# What is being asked
Output the entries in full and verbatim, pictures omitted.

-- Exercise input follows --

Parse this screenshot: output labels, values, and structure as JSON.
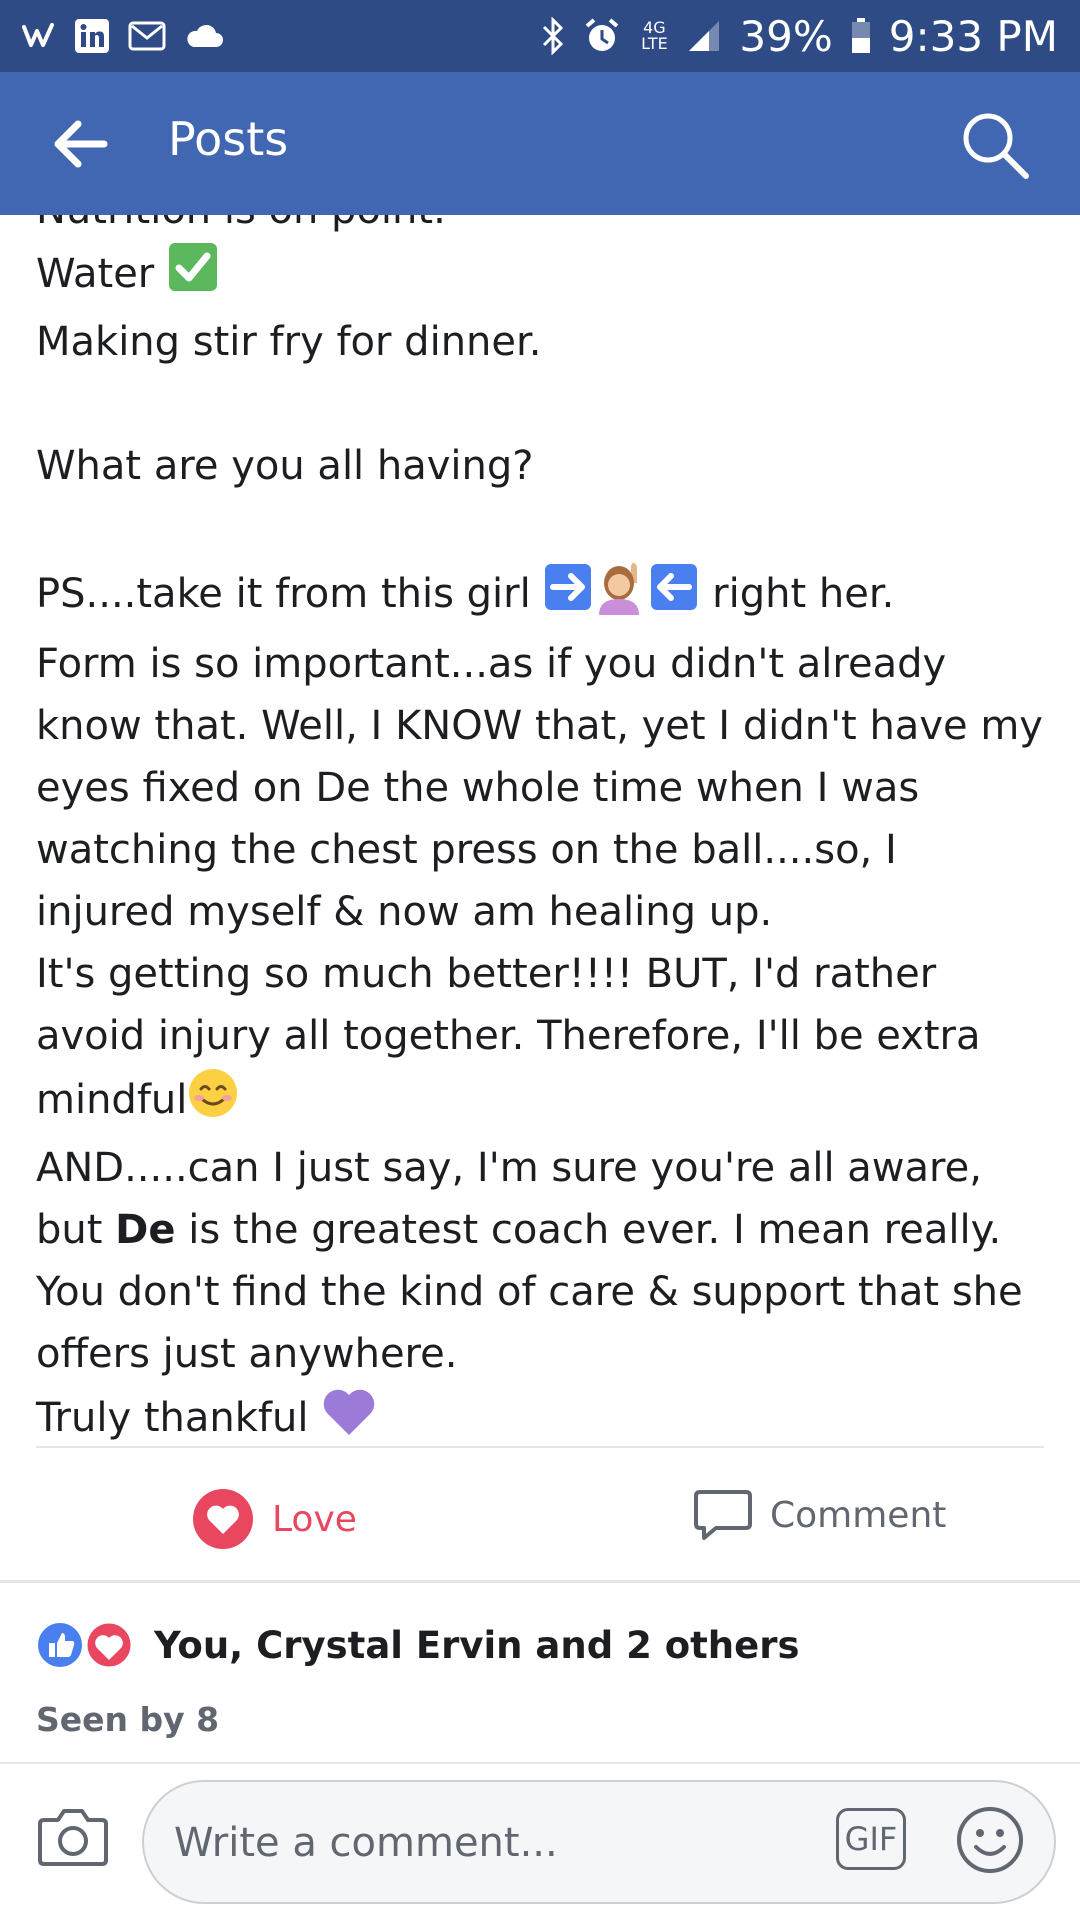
{
  "status_bar": {
    "battery": "39%",
    "time": "9:33 PM",
    "network": "4G LTE"
  },
  "app_bar": {
    "title": "Posts"
  },
  "post": {
    "line_partial": "Nutrition is on point.",
    "line_water": "Water",
    "line_dinner": "Making stir fry for dinner.",
    "line_question": "What are you all having?",
    "ps_start": "PS....take it from this girl",
    "ps_end": "right her.",
    "para_form": "Form is so important...as if you didn't already know that. Well, I KNOW that, yet I didn't have my eyes fixed on De the whole time when I was watching the chest press on the ball....so, I injured myself & now am healing up.",
    "para_better_1": "It's getting so much better!!!! BUT, I'd rather avoid injury all together. Therefore, I'll be extra mindful",
    "and_line_1": "AND.....can I just say, I'm sure you're all aware, but",
    "mention": "De",
    "and_line_2": "is the greatest coach ever. I mean really. You don't find the kind of care & support that she offers just anywhere.",
    "thankful": "Truly thankful"
  },
  "actions": {
    "love_label": "Love",
    "comment_label": "Comment"
  },
  "reactions": {
    "summary": "You, Crystal Ervin and 2 others",
    "seen": "Seen by 8"
  },
  "composer": {
    "placeholder": "Write a comment...",
    "gif_label": "GIF"
  },
  "colors": {
    "status_bar": "#2f4b86",
    "app_bar": "#4267b2",
    "love": "#e8475f",
    "like": "#4a7ff0"
  }
}
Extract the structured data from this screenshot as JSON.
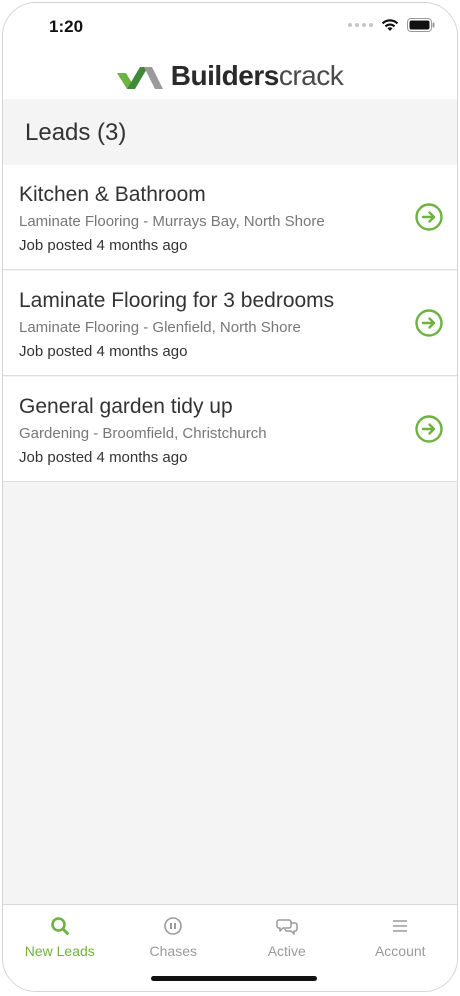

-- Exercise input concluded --

# Result below
Parse this screenshot: output labels, values, and structure as JSON.
{
  "status_bar": {
    "battery": "39%",
    "time": "9:33 PM",
    "network": "4G LTE"
  },
  "app_bar": {
    "title": "Posts"
  },
  "post": {
    "line_partial": "Nutrition is on point.",
    "line_water": "Water",
    "line_dinner": "Making stir fry for dinner.",
    "line_question": "What are you all having?",
    "ps_start": "PS....take it from this girl",
    "ps_end": "right her.",
    "para_form": "Form is so important...as if you didn't already know that. Well, I KNOW that, yet I didn't have my eyes fixed on De the whole time when I was watching the chest press on the ball....so, I injured myself & now am healing up.",
    "para_better_1": "It's getting so much better!!!! BUT, I'd rather avoid injury all together. Therefore, I'll be extra mindful",
    "and_line_1": "AND.....can I just say, I'm sure you're all aware, but",
    "mention": "De",
    "and_line_2": "is the greatest coach ever. I mean really. You don't find the kind of care & support that she offers just anywhere.",
    "thankful": "Truly thankful"
  },
  "actions": {
    "love_label": "Love",
    "comment_label": "Comment"
  },
  "reactions": {
    "summary": "You, Crystal Ervin and 2 others",
    "seen": "Seen by 8"
  },
  "composer": {
    "placeholder": "Write a comment...",
    "gif_label": "GIF"
  },
  "colors": {
    "status_bar": "#2f4b86",
    "app_bar": "#4267b2",
    "love": "#e8475f",
    "like": "#4a7ff0"
  }
}
Extract the structured data from this screenshot as JSON.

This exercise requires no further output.